Disruption at the Intersection of Technology and Human Rights
Published in Partnership with Forbes.com.
- Innovations in technology offer disruptive and transformative opportunities in the field of human rights.
- At the same time these innovations present complex ethical and moral challenges.
- A step change to enable further innovation requires new thinking and an investment of resources to develop an ethical and moral framework to unlock further innovation.
Standing in the Holocaust Memorial Museum and in one of his first public statements on the subject, US President Barack Obama acknowledged the role technology has played in enabling human rights abuses. On April 23, 2012, he announced Executive Order 13606. It directs the Treasury Department to introduce sanctions against Iranians and Syrians who tortured and killed their own citizens.
The announcement was a formal and public recognition of the transformative and disruptive role of technology – albeit, in this case for harm. But buried later in Obama’s remarks was something equally groundbreaking: He would be awarding the United States’ highest civilian honor, the US Presidential Medal of Freedom to the now deceased, Jan Karski, most recently known as an influential faculty member at Georgetown University in International Affairs, Comparative Government, and East European Studies. He was also one of the heroes of World War II’s Polish resistance movement, the Union For Armed Struggle.
Imprisoned, tortured, and nearly murdered, Karski was tireless at documenting and gathering evidence of the Holocaust during the war. He was also one of the first to use information technology to document human rights abuses. Using a relatively recent innovation, Microfilm—patented in 1925—Karski assiduously recorded mass murder and crimes against humanity during World War II.
Nearly seventy years later, information technology innovations are offering disruptive solutions that are transforming our modern era. The microfilm that enabled Karski to spirit out evidence of atrocities in Europe during the war have been replaced by USB flash drives with multiple terabytes of storage for numerous forms of media – and much more. The trajectory of innovation is overhauling the human rights field.
Look at Benetech’s development of Martus, a human rights database, based in the cloud with highly secure encryption and eraser technology in the form of a “panic button” should data be compromised. Look at Ushahidi’s crisis mapping innovations, or Handheld Human Rights, which uses the Ushahidi platform to make human rights data more accessible. Look at Witness, which helps people use mobile telephone video as a powerful tool for documentation, engagement and policy change. These are all the result of the surge of innovation in the past five years alone.

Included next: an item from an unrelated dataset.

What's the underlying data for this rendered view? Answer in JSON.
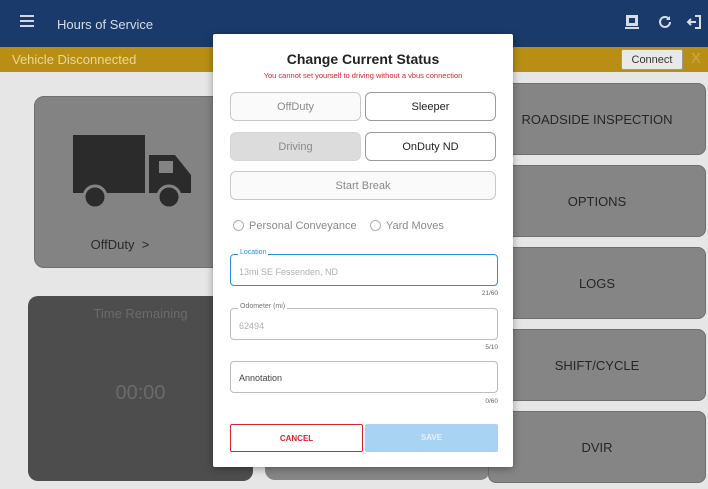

Of course, more complex technology brings with it more ethical and moral questions. Innovation and ethics have clashed, particularly, in the past two years across North Africa and the Middle East. When the Egyptian revolution began on January 25, 2011 as a non-violent civil resistance, social media and tech tools such as Twitter, Facebook, CNN’s i-Report, and others were more pervasive than the resistance movement’s placards and banners. When violent clashes began to spike between Egyptian security forces and protestors, documentation of the violence was recorded and distributed in real time. Yet at the same time, the identical media that were used to bear witness and document the violence was now turned on the protestors by its own government to squelch the uprising. It’s well-documented that security forces used images from social media and broadcast journalism to “red-line” protestors in the Egyptian Revolution, identifying them through crowdsourcing, then detaining and torturing them.
Fortunately many from the tech and human rights communities are focusing on these issues. Access jumped out front on tackling some of the questions during the 2011 Silicon Valley Human Rights Conference, with a follow up at the 2012 Rio de Janeiro Human Rights & Technology Conference. And Netroots Nation’s 2012 gathering included sessions on innovations in technology and human rights. The recent request for proposals by Microsoft Research to address challenges at the intersection of human trafficking and technology offers a promising example.

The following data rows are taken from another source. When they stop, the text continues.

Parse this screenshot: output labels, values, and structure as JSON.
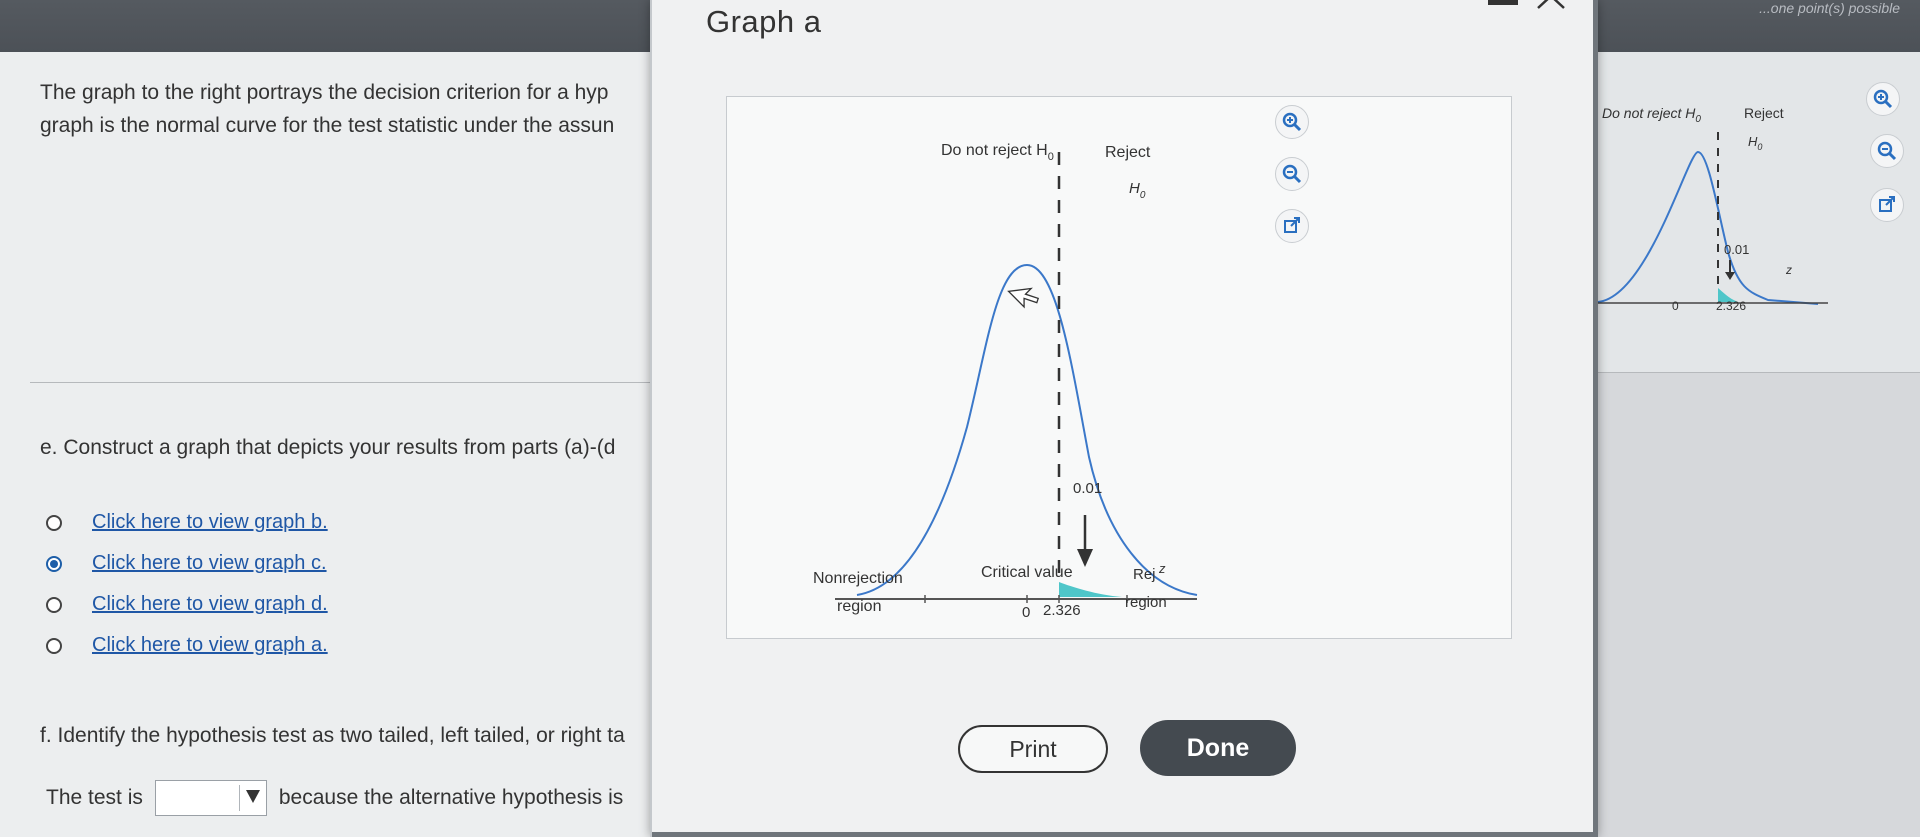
{
  "topbar": {
    "right_text": "...one point(s) possible"
  },
  "left_panel": {
    "intro_line1": "The graph to the right portrays the decision criterion for a hyp",
    "intro_line2": "graph is the normal curve for the test statistic under the assun",
    "part_e": "e. Construct a graph that depicts your results from parts (a)-(d",
    "options": [
      {
        "label": "Click here to view graph b.",
        "checked": false
      },
      {
        "label": "Click here to view graph c.",
        "checked": true
      },
      {
        "label": "Click here to view graph d.",
        "checked": false
      },
      {
        "label": "Click here to view graph a.",
        "checked": false
      }
    ],
    "part_f": "f. Identify the hypothesis test as two tailed, left tailed, or right ta",
    "test_prefix": "The test is",
    "test_value": "",
    "test_suffix": "because the alternative hypothesis is"
  },
  "thumbnail": {
    "do_not_reject": "Do not reject H",
    "reject": "Reject",
    "h0": "H",
    "sub0": "0",
    "alpha": "0.01",
    "z": "z",
    "tick0": "0",
    "tick_crit": "2.326"
  },
  "modal": {
    "title": "Graph a",
    "graph": {
      "do_not_reject": "Do not reject H",
      "sub0": "0",
      "reject": "Reject",
      "h0": "H",
      "alpha": "0.01",
      "nonrejection_line1": "Nonrejection",
      "nonrejection_line2": "region",
      "critical_value": "Critical value",
      "rej_line1": "Rej",
      "rej_line2": "region",
      "z": "z",
      "tick0": "0",
      "tick_crit": "2.326"
    },
    "print_label": "Print",
    "done_label": "Done"
  },
  "colors": {
    "curve": "#3b78c9",
    "reject_fill": "#4fc6c9",
    "link": "#1f57a6",
    "done_bg": "#444a50"
  },
  "icons": [
    "zoom-in-icon",
    "zoom-out-icon",
    "pop-out-icon",
    "mouse-cursor-icon"
  ]
}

Impact investors, donors and policy makers can be far more forward thinking by linking resources to fund the next round of technology innovation and offering incentives to thought leaders to tackle the ethical and moral questions. They can then build the ethical scaffolding that unlocks the innovation. USAID’s recent Technology Challenge for Atrocity Prevention funded both by Humanity United and USAID, offers a prototype for how some of the challenges in atrocity prevention can be solved.
But many questions persist. How do we weigh the personal advantages, and public risks, of technology use? At what point does protecting civil liberties in one country become the responsibility to protect in another country when confronted with clear evidence of human rights abuses on a Twitter feed? What’s the new role of corporate global governance when technology platforms become the public square?
These and many other questions are confronting us as we adapt to truly disruptive technology. Left unanswered, the potential to wreak considerable human rights abuse remains unchecked. Struggling with the ethical questions and developing solutions will be a disruption—one that’s required for the next step change in innovation. And for the common good of humanity.